Lee-Anne & Adam’s story
A few days after my birthday in November 2020, I had my 12-week scan. Excited and nervous, I had to go in alone in a mask due to COVID. I was told during the scan that something was wrong, but they were unsure what. I saw a little one moving around and a healthy heartbeat. I’d even felt some flutters. I was poked and prodded for what felt like hours, holding back the tears as the room was silent. It felt like some kind of weird dream. I called my husband Adam and told him.
We were sent away for a week to process things, and our world turned upside down from that day. A week later, I had a scan and we were told our baby had a rare neural tube defect and would not survive on the outside world. We were faced with a decision. A decision that no one would ever want to make.
We were given some time and a booklet, which, at first, I threw in my bag. How could a leaflet help? How could a leaflet understand what the hell we are going through? How could a leaflet help me go through this without my family, with no chance of seeing them? How could it help me go through this in a global pandemic? How can I give birth and hear other women giving birth to living babies whilst I walk out of a labour ward with just a memory box with little hand and footprints? How could it bring my baby back?
The next day we opened it. It was full of supportive, useful words and the realisation that we weren’t alone. I contacted someone via email as I wasn’t ready to talk to anyone about it. I could write or type for days, but talking on the phone or face-to-face was/is crippling. The lady was so helpful. I automatically felt understood and that it wasn’t something that I did or didn’t do. In fact, these things happen to many parents, but it’s kept hush-hush by many due to shame, guilt, or feeling like people won’t understand.
On the 22nd of November, I gave birth to our beautiful girl, Clóda Rose. We were lucky to be able to hold her and say goodbye. We then had a long wait until the funeral on New Year’s Eve. Again, due to COVID, we were alone.
Since then, ARC has been a safe place for me and parents who have been through similar things. There is no judgement, and no question is too much. People on the other end are a lifeline for so many; there are also forums for other parents to discuss their own personal experiences.
There are many parents that go through this and have nowhere to turn from diagnosis to the funeral, post-mortem results and grieving. It is and still continues to be a long and painful process for us. Some days are so tough it’s like a fog that appears from nowhere, and you are floored.
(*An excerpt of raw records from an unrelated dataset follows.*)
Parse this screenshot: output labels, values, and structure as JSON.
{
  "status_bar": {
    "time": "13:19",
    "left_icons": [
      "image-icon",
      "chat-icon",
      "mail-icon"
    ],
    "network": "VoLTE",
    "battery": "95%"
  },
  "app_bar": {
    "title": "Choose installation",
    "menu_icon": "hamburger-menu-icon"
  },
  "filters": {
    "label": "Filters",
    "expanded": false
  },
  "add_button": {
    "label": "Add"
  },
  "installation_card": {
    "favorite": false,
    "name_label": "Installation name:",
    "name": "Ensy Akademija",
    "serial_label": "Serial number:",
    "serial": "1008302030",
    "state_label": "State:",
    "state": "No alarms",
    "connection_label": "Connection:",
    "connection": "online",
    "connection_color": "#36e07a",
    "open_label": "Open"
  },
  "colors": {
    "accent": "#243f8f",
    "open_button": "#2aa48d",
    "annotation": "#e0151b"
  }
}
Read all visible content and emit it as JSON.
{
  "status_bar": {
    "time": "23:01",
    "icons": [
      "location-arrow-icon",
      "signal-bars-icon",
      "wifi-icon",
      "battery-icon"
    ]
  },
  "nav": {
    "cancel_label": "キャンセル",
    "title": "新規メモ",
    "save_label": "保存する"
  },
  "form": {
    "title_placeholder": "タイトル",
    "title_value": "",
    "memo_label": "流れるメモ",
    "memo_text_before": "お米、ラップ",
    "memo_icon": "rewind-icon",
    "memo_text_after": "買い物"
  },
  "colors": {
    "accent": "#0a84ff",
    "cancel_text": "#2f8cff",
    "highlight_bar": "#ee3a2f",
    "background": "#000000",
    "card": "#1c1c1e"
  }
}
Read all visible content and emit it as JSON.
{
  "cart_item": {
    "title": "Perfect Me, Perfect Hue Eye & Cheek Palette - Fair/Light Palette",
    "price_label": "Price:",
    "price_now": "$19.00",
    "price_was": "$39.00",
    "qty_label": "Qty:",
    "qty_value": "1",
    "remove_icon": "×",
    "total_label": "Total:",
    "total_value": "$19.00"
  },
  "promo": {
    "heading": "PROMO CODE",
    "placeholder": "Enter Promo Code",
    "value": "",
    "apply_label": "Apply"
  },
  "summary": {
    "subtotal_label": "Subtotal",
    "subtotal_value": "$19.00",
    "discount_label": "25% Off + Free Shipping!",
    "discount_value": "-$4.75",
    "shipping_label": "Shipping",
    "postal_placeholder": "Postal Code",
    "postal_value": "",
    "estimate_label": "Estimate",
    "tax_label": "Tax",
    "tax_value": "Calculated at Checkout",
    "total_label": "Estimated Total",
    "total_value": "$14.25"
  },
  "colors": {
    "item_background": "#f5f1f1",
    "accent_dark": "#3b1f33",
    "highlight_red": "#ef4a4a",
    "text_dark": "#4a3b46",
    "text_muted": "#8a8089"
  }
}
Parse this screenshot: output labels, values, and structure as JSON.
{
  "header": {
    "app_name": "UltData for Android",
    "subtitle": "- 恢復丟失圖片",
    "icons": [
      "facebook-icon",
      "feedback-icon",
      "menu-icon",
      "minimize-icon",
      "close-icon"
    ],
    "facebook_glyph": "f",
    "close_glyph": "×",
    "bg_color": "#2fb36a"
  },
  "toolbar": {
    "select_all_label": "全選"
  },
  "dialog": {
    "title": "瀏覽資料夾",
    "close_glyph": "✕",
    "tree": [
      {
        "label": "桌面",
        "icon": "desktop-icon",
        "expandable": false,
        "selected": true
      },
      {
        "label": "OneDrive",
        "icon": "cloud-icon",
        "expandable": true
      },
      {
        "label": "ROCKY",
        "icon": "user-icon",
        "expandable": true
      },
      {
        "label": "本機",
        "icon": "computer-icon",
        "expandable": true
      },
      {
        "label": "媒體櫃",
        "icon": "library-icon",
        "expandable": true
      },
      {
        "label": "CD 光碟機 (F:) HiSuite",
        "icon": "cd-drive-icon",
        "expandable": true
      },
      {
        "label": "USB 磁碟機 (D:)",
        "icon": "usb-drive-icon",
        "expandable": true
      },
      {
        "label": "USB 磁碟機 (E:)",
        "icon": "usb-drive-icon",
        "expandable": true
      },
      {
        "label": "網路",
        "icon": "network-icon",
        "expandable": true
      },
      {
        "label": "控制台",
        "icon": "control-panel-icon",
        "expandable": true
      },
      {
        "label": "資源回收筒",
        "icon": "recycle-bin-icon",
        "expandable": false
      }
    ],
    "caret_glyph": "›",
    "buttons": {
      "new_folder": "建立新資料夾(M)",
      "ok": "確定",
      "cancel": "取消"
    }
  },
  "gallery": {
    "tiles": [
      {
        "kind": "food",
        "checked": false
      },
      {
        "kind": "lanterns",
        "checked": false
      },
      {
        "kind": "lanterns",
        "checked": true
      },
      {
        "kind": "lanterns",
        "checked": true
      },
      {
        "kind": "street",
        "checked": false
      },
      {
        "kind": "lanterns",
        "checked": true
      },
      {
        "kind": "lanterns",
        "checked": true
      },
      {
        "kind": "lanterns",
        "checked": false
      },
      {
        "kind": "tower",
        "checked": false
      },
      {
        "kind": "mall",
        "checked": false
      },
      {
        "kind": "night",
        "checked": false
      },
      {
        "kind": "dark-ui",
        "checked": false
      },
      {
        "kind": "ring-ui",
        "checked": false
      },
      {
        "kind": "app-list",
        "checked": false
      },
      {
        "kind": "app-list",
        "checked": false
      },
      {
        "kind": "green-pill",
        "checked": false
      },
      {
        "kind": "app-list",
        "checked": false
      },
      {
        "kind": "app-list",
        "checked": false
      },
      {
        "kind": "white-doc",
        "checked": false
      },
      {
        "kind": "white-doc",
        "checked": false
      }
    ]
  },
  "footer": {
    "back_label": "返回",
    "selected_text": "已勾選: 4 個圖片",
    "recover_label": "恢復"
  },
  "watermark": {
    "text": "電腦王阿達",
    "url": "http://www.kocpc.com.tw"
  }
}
ARC can shine some light where there is so much darkness. I couldn’t have got through so much without their support.